What is needed ::
The answer must be the data, repeated exactly.

---- Given entries

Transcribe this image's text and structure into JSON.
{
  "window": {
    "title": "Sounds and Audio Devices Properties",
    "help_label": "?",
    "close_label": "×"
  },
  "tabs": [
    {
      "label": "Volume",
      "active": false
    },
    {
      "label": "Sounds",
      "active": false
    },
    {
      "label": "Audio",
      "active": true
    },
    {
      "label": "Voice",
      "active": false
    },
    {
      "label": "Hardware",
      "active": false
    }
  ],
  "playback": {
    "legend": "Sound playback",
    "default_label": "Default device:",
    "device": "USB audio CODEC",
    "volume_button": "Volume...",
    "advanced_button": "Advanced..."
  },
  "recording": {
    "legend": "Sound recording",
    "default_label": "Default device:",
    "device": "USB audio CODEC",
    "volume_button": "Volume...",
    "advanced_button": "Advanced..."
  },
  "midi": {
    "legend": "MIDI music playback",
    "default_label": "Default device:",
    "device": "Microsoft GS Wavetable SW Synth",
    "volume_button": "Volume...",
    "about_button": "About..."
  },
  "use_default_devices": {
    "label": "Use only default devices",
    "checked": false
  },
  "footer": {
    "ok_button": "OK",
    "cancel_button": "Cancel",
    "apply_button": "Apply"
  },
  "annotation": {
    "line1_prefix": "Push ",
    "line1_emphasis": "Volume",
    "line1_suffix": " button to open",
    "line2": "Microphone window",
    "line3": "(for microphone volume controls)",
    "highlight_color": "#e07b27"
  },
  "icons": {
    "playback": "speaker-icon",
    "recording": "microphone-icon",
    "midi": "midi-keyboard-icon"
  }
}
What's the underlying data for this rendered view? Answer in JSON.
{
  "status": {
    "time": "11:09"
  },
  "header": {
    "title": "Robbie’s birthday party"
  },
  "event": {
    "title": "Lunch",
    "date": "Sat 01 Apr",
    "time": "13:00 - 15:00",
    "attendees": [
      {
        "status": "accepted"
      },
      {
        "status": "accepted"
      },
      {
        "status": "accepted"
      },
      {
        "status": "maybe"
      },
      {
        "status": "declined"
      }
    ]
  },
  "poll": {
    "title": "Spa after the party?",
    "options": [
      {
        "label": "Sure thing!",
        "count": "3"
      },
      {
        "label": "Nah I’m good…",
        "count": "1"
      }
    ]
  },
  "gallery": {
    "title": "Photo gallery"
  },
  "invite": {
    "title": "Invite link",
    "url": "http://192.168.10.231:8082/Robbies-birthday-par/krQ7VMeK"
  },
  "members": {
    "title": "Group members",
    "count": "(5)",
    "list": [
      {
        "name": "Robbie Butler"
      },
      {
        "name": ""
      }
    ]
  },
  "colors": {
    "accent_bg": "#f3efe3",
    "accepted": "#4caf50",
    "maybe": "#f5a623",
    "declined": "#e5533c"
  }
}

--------

Solution ::
Transcribe this image's text and structure into JSON.
{
  "window": {
    "title": "Sounds and Audio Devices Properties",
    "help_label": "?",
    "close_label": "×"
  },
  "tabs": [
    {
      "label": "Volume",
      "active": false
    },
    {
      "label": "Sounds",
      "active": false
    },
    {
      "label": "Audio",
      "active": true
    },
    {
      "label": "Voice",
      "active": false
    },
    {
      "label": "Hardware",
      "active": false
    }
  ],
  "playback": {
    "legend": "Sound playback",
    "default_label": "Default device:",
    "device": "USB audio CODEC",
    "volume_button": "Volume...",
    "advanced_button": "Advanced..."
  },
  "recording": {
    "legend": "Sound recording",
    "default_label": "Default device:",
    "device": "USB audio CODEC",
    "volume_button": "Volume...",
    "advanced_button": "Advanced..."
  },
  "midi": {
    "legend": "MIDI music playback",
    "default_label": "Default device:",
    "device": "Microsoft GS Wavetable SW Synth",
    "volume_button": "Volume...",
    "about_button": "About..."
  },
  "use_default_devices": {
    "label": "Use only default devices",
    "checked": false
  },
  "footer": {
    "ok_button": "OK",
    "cancel_button": "Cancel",
    "apply_button": "Apply"
  },
  "annotation": {
    "line1_prefix": "Push ",
    "line1_emphasis": "Volume",
    "line1_suffix": " button to open",
    "line2": "Microphone window",
    "line3": "(for microphone volume controls)",
    "highlight_color": "#e07b27"
  },
  "icons": {
    "playback": "speaker-icon",
    "recording": "microphone-icon",
    "midi": "midi-keyboard-icon"
  }
}
What's the underlying data for this rendered view? Answer in JSON.
{
  "status": {
    "time": "11:09"
  },
  "header": {
    "title": "Robbie’s birthday party"
  },
  "event": {
    "title": "Lunch",
    "date": "Sat 01 Apr",
    "time": "13:00 - 15:00",
    "attendees": [
      {
        "status": "accepted"
      },
      {
        "status": "accepted"
      },
      {
        "status": "accepted"
      },
      {
        "status": "maybe"
      },
      {
        "status": "declined"
      }
    ]
  },
  "poll": {
    "title": "Spa after the party?",
    "options": [
      {
        "label": "Sure thing!",
        "count": "3"
      },
      {
        "label": "Nah I’m good…",
        "count": "1"
      }
    ]
  },
  "gallery": {
    "title": "Photo gallery"
  },
  "invite": {
    "title": "Invite link",
    "url": "http://192.168.10.231:8082/Robbies-birthday-par/krQ7VMeK"
  },
  "members": {
    "title": "Group members",
    "count": "(5)",
    "list": [
      {
        "name": "Robbie Butler"
      },
      {
        "name": ""
      }
    ]
  },
  "colors": {
    "accent_bg": "#f3efe3",
    "accepted": "#4caf50",
    "maybe": "#f5a623",
    "declined": "#e5533c"
  }
}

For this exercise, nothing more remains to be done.